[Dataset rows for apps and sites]
[Start of Attachment]
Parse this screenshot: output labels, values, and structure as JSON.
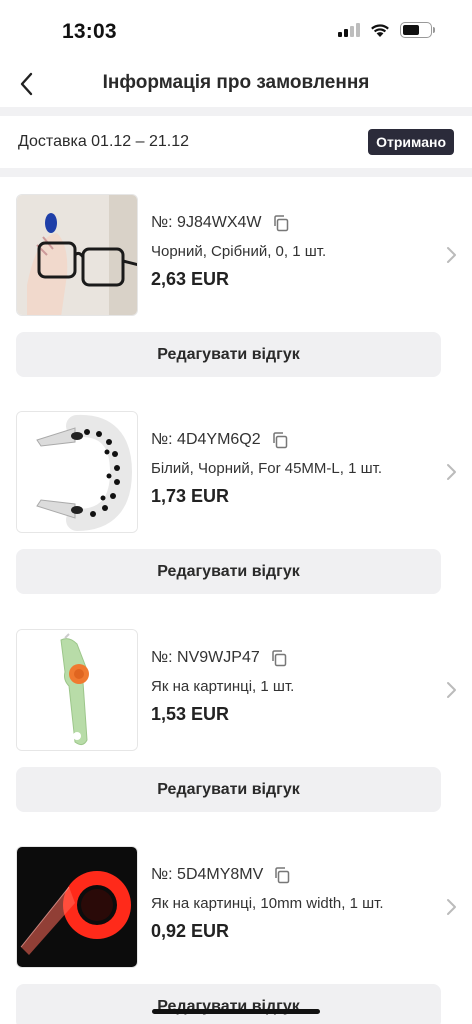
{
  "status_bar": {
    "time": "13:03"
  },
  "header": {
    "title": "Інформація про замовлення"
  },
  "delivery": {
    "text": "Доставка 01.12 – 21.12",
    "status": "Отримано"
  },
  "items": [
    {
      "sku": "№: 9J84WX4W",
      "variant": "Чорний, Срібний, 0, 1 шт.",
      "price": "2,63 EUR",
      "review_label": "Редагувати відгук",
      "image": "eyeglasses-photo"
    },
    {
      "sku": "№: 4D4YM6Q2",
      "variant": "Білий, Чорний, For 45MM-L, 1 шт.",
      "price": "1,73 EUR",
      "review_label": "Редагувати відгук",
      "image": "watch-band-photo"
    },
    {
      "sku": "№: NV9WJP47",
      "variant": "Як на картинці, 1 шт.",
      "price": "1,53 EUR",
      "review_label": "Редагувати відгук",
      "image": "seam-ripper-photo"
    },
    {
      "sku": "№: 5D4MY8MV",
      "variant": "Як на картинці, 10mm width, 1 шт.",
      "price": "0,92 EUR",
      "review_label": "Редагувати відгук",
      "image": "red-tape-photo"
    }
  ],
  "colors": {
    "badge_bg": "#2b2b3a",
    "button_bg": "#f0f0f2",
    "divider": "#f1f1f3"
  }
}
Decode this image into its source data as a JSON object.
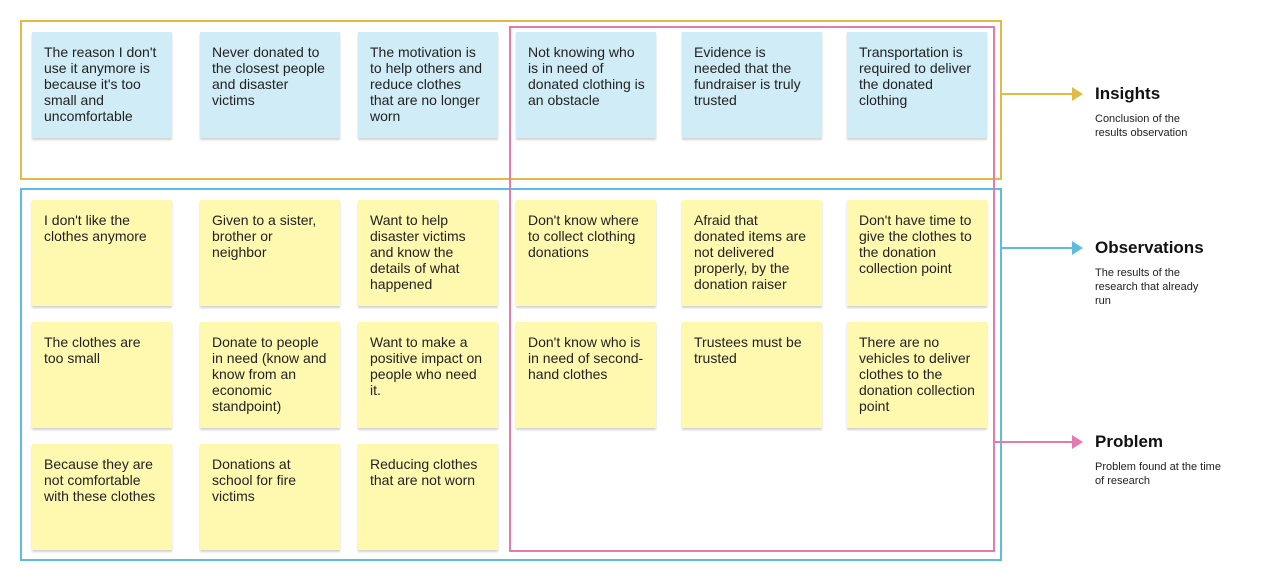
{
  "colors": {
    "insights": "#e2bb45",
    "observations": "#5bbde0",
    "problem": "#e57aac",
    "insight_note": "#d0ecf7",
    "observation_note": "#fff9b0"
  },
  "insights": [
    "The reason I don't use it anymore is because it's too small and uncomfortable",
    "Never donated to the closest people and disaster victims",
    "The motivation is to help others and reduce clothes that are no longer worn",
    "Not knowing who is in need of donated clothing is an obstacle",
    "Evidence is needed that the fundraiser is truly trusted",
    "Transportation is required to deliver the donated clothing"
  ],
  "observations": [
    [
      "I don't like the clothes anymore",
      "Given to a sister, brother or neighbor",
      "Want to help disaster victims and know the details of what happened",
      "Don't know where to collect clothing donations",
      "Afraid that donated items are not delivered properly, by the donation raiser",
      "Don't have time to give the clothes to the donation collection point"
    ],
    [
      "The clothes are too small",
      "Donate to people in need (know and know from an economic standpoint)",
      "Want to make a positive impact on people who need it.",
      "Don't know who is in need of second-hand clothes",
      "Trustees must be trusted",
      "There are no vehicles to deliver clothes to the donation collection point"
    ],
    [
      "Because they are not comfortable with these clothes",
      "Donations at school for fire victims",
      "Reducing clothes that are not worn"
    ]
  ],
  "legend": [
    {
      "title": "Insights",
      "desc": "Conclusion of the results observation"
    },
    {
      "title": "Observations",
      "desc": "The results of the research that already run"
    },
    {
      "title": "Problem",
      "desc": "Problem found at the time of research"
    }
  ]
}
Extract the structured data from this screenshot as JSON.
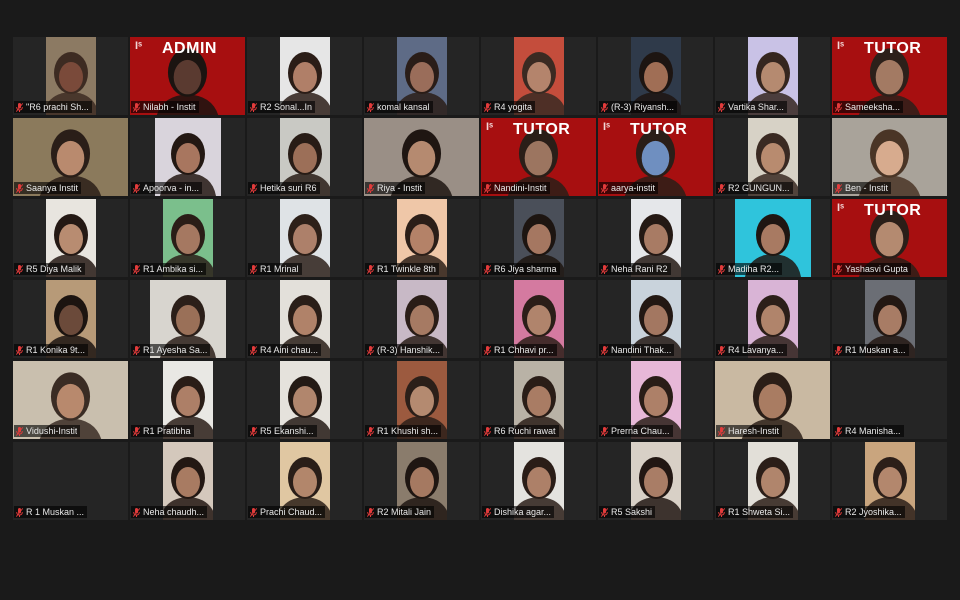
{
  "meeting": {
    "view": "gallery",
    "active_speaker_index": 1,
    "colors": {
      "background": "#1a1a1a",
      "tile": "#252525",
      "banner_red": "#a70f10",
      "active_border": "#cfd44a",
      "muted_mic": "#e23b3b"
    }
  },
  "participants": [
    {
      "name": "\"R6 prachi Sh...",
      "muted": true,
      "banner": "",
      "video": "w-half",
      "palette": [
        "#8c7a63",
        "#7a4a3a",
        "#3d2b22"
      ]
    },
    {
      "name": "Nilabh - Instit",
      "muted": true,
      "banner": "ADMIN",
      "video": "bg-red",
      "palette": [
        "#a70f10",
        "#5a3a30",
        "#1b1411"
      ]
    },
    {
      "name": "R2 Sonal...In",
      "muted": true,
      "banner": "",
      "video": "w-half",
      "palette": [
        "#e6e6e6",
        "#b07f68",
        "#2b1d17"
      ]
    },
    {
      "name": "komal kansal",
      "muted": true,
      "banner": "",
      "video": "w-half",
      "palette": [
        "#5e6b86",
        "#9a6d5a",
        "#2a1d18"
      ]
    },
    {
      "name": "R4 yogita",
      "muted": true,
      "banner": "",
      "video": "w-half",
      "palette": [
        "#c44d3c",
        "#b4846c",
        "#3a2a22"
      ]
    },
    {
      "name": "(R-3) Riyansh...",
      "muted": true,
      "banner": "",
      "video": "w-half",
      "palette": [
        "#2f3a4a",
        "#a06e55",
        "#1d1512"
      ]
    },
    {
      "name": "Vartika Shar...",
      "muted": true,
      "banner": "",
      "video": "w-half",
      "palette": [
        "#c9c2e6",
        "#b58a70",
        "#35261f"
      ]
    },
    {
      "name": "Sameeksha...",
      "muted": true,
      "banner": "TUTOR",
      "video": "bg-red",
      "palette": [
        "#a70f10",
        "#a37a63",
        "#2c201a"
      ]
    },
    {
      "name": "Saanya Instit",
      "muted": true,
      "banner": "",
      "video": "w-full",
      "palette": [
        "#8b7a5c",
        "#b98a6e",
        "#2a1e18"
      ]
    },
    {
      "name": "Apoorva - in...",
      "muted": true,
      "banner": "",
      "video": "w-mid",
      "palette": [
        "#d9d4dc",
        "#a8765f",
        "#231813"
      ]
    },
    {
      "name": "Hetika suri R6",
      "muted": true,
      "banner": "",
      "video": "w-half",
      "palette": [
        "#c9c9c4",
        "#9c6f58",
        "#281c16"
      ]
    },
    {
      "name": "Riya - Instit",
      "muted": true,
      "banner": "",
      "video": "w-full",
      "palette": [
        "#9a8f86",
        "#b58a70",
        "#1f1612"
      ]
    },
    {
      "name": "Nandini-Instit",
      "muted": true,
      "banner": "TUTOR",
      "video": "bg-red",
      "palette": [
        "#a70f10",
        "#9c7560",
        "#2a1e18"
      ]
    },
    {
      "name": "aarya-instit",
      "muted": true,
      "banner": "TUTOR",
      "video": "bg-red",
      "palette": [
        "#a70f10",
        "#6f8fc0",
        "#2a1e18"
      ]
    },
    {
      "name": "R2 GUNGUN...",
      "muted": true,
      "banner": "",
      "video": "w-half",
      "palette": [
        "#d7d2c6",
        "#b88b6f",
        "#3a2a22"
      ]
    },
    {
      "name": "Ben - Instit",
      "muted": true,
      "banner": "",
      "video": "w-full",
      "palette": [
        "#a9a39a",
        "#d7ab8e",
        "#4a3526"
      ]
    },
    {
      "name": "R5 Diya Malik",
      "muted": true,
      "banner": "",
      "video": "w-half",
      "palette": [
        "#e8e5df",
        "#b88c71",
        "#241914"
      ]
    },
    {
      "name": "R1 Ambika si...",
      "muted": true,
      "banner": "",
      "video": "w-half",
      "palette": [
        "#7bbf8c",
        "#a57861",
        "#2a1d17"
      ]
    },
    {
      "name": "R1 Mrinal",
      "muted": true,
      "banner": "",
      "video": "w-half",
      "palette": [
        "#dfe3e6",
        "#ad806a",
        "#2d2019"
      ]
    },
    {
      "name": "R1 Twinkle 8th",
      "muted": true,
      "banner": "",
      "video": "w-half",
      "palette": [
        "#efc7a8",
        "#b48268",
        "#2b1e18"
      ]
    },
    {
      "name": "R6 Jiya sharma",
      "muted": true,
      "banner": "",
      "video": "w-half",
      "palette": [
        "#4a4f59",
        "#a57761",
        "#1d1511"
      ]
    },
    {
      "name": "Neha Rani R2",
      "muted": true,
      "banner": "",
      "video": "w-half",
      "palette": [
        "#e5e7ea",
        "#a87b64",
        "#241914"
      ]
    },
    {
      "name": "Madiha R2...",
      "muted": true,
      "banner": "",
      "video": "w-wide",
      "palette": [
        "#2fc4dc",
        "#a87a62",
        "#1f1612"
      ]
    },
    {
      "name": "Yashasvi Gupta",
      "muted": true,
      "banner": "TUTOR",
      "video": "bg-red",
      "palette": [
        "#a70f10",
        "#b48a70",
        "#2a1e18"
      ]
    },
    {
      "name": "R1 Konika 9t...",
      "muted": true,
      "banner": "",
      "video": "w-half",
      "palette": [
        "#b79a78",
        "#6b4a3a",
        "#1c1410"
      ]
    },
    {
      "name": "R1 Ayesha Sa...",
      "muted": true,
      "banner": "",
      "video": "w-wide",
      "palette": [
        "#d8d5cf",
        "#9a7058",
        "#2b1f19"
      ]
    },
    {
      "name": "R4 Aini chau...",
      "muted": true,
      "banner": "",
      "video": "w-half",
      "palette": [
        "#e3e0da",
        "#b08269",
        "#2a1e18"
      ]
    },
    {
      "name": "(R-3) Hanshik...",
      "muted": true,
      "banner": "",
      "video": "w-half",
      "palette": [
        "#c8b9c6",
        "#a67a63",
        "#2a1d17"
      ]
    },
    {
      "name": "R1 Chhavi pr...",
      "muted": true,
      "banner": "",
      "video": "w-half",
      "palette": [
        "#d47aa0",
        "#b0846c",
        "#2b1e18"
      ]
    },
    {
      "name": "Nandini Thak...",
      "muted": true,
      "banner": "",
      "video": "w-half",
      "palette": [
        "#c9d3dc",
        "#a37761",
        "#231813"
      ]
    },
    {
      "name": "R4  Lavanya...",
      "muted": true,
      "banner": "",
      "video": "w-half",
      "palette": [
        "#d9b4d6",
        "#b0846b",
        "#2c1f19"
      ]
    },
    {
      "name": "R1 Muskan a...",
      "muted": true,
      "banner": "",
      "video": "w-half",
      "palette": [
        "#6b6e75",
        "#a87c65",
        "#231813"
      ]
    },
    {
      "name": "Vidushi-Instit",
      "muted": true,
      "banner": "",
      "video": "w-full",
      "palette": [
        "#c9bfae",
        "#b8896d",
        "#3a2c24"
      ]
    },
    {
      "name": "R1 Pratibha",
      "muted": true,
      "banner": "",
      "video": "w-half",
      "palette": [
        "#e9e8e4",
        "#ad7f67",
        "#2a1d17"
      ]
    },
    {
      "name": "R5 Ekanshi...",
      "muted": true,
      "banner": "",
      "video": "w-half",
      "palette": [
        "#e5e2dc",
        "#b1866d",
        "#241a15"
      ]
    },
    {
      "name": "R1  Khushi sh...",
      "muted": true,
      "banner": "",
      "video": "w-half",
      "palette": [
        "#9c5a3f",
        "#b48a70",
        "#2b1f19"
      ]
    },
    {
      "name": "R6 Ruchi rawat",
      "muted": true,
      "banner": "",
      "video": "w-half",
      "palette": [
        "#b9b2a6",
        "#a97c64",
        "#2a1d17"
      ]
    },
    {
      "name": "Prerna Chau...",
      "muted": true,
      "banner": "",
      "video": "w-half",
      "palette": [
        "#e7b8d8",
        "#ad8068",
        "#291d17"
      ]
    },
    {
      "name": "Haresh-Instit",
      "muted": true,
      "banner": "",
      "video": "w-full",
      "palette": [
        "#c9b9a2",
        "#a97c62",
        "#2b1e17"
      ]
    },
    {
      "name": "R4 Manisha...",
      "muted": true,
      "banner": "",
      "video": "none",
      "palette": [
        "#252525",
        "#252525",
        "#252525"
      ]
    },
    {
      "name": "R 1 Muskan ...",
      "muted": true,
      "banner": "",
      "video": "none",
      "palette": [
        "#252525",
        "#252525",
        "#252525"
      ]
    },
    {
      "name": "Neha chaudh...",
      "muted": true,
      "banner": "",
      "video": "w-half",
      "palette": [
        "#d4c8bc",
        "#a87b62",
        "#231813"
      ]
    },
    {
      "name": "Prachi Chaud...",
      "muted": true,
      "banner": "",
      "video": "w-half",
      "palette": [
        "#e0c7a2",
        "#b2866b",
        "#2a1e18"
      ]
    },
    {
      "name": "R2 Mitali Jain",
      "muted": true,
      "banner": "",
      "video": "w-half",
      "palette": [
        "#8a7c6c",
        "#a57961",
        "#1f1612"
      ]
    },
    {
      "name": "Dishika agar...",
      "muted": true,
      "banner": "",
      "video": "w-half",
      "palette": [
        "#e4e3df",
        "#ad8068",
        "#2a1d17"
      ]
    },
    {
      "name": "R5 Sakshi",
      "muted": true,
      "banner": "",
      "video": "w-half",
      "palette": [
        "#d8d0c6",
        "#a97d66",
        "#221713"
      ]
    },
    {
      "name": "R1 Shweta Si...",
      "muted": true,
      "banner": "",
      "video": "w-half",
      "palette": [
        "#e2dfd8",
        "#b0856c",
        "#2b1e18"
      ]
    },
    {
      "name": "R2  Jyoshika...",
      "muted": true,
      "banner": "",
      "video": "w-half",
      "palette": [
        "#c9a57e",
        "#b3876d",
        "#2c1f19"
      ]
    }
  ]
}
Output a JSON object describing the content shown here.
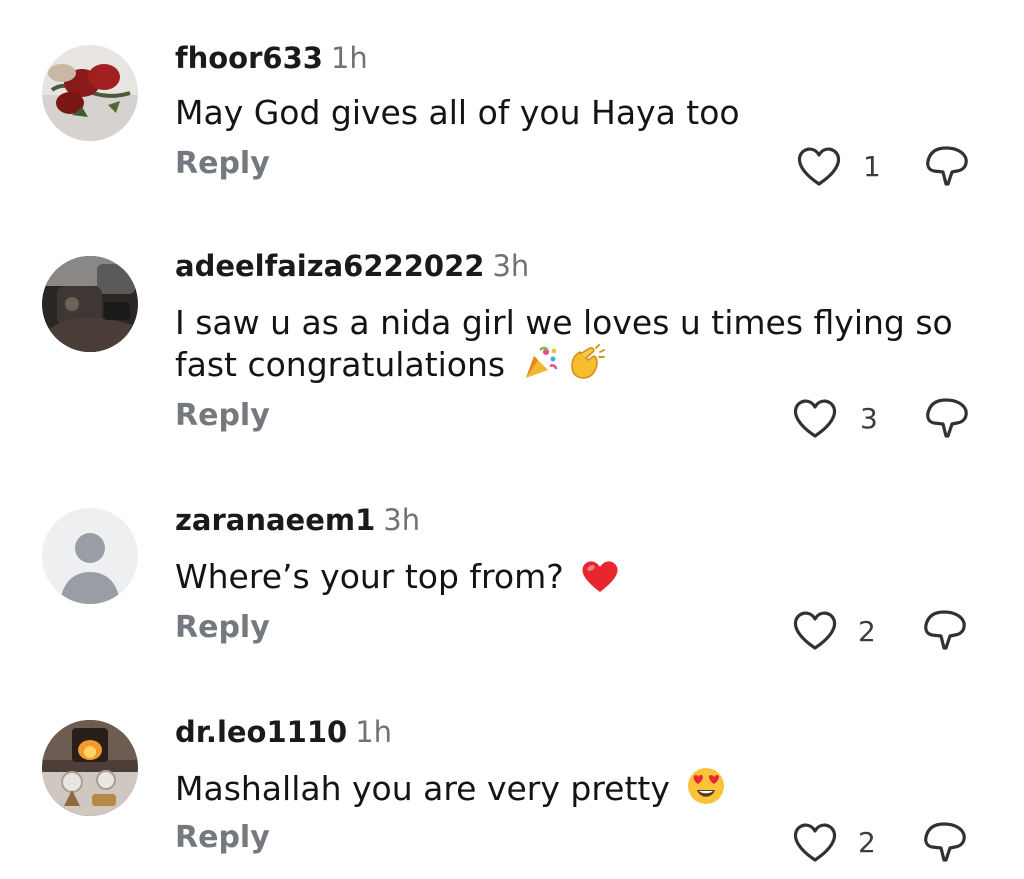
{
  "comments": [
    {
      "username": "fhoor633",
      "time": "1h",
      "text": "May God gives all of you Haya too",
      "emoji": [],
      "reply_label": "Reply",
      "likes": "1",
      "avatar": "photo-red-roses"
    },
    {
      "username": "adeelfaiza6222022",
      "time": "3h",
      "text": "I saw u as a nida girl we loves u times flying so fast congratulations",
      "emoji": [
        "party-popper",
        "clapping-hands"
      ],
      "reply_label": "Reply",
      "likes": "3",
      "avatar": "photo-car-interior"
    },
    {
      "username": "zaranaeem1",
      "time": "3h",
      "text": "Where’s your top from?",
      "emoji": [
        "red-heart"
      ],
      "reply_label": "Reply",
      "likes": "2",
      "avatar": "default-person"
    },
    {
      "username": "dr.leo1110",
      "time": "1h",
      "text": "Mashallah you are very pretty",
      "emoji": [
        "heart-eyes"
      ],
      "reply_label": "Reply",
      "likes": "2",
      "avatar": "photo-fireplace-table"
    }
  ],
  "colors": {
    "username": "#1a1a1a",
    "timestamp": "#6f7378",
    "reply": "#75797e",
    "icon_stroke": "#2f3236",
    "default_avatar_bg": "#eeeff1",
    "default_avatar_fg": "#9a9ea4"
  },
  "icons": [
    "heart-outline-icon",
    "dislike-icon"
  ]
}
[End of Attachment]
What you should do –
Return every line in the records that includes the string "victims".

Completed task –
    "Never donated to the closest people and disaster victims",
      "Want to help disaster victims and know the details of what happened",
      "Donations at school for fire victims",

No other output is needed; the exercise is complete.